I kind of feel like maybe I'm shooting myself in the foot about the whole whiteness vs. intersectionality thing, but I just read a tweet that I think maybe helped me figure out how to explain why I am hesitant to release BW's claim to the term intersectionality.

Intersectionality was coined as a term to address race within feminism. It is specifically meant to address the experience of black womanhood. It has come to be accepted as a catch-all for anything that isn't cis/het, able-bodied, middle class white women.

While in theory that's... okay I guess, the reason it bugs me is because of the larger context of erasure of WoC from feminism. We already had to kind of separate ourselves out in order to be able to get a word in edgewise about race, and this word addresses that experience.

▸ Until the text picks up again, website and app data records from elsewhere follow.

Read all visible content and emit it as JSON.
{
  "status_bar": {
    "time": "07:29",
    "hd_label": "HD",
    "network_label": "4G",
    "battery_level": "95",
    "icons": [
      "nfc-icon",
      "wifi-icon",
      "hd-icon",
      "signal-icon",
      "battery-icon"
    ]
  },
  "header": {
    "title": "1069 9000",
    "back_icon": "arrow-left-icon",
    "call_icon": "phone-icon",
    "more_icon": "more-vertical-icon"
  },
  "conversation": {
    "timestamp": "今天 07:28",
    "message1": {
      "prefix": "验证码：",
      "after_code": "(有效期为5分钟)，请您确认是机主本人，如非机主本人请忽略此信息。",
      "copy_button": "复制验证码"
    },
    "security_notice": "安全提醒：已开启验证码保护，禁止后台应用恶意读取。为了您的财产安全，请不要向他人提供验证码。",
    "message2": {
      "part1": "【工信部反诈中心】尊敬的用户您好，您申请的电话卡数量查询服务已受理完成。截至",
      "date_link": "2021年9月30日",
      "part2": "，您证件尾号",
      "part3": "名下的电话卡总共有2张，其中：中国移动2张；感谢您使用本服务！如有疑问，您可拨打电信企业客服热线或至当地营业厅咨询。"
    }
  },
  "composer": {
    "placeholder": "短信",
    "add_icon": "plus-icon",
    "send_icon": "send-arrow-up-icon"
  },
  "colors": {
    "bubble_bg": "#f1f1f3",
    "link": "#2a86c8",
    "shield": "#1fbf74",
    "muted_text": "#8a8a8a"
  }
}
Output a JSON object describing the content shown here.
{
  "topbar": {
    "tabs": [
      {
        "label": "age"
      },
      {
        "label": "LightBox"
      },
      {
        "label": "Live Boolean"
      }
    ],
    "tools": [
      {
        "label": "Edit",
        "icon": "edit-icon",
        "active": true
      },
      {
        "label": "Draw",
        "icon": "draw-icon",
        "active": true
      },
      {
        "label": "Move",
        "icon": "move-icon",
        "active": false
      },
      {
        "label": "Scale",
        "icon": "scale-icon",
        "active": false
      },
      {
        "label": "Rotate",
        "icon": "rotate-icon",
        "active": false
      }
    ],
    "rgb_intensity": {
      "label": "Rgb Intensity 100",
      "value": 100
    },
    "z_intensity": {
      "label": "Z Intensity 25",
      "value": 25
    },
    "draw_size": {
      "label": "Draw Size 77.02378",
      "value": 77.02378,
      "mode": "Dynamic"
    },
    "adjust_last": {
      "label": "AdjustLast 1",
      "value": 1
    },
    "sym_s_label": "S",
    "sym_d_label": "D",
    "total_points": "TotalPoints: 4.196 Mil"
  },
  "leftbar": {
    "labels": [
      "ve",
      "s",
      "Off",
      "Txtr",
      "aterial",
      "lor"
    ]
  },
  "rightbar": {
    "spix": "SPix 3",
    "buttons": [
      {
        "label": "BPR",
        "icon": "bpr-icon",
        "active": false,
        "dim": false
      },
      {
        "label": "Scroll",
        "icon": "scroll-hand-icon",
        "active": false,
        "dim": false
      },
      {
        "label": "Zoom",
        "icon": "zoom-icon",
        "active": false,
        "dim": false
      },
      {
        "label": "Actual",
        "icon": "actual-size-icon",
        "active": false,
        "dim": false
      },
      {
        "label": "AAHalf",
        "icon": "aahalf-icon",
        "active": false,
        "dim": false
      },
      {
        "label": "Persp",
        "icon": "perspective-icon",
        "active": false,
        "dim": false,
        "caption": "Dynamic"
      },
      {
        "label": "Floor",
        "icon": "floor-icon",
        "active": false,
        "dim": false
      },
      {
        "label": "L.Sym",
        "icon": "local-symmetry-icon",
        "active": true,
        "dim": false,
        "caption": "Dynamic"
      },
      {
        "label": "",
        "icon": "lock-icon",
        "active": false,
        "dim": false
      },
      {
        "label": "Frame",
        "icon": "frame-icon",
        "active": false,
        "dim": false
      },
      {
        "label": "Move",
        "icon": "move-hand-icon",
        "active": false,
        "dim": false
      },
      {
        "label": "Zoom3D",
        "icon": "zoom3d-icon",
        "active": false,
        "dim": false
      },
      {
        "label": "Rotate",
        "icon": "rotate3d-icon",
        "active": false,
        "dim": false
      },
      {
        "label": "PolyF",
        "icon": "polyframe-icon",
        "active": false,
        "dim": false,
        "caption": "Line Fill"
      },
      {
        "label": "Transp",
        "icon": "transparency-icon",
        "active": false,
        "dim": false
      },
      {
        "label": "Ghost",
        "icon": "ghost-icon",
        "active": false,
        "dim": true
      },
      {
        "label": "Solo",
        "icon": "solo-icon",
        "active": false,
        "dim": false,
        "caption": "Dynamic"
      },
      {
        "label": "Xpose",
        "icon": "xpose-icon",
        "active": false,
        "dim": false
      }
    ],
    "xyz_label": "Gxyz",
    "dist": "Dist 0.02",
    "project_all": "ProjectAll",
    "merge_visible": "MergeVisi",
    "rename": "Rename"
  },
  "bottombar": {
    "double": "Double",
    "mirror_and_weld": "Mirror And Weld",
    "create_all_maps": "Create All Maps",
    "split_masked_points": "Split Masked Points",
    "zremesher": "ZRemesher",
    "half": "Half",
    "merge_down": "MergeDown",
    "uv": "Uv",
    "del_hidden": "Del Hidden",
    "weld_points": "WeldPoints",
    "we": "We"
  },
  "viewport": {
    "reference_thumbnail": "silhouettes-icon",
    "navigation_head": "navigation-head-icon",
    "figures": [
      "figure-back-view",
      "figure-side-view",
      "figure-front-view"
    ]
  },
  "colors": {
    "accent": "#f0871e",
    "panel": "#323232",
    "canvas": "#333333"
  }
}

There is a long history of colonizing the work of WoC and erasing them from the narrative. And by that I mean all WoC, not just black women. Why it bugs me that intersectionality just gets opened up as this broad term is because as I said in some of the comments, it ends up being a buzzword label that WW get to use to declare themselves allies without any required change in ideology. It ends up just being used as a defense against criticism of racism, and then gets used against us.

See, the first step in erasing our contributions to the narrative is to change and redefine the idea so that it's no longer at odds with the idea it was originally aimed at. That's already happened. Intersectionality now means anything from race to class, to disability to gender and that's not necessarily bad. But it was meant to address RACE. And now it no longer does that.

Advertisement

So now what we have is a bunch of WW declaring themselves intersectional and enlightened, without ever having to deal with or tackle their own racism. And that's not good. Because that's what being intersectional means. So they get to say they're progressive and enlightened without actually living the theory as it was intended. There's that quote that says you can't use the master's tools to destroy the master's house. We've effectively created our own tools, had them stolen, and then had them used to renovate the master's house.

And while I'm not about to around policing WW's use of the word, I am wary of people using it devoid of context. I have already had to tell at least on person here that intersectionality does in fact refer to black womanhood, and not just random broad strokes of intersection as she claimed, regardless of what the mainstream definition currently is. (This was weeks ago)

Honestly, it's a hard discussion, and I can't pretend that I have the answers. I'm sure there are WoC who feel differently than I do. All I really wanted to do was kind of open up the dialogue a bit. I just feel like, opening up the definition is the logical conclusion of putting this thinking into practice, but we're not there yet. And by trying to force that change to early, we're basically once again demanding that WoC put their issues on the back burner to their own detriment. Because guess what? Do you know what poor women and sex workers and gay women and trans people and disabled women and women with mental health issues all have in common? LOTS OF THEM ARE BLACK. And we should be allowed to used a theory that we came up with to address our issues, without being forced to let other people in.

Advertisement

Now that I've (hopefully) cleared that up, here to lighten the mood, are all the reasons why Tina Fey is terrible, and exactly the kind of white feminist I was talking about in my essay. Seriously, I knew she was problematic but WHOA, she's way worse than I thought.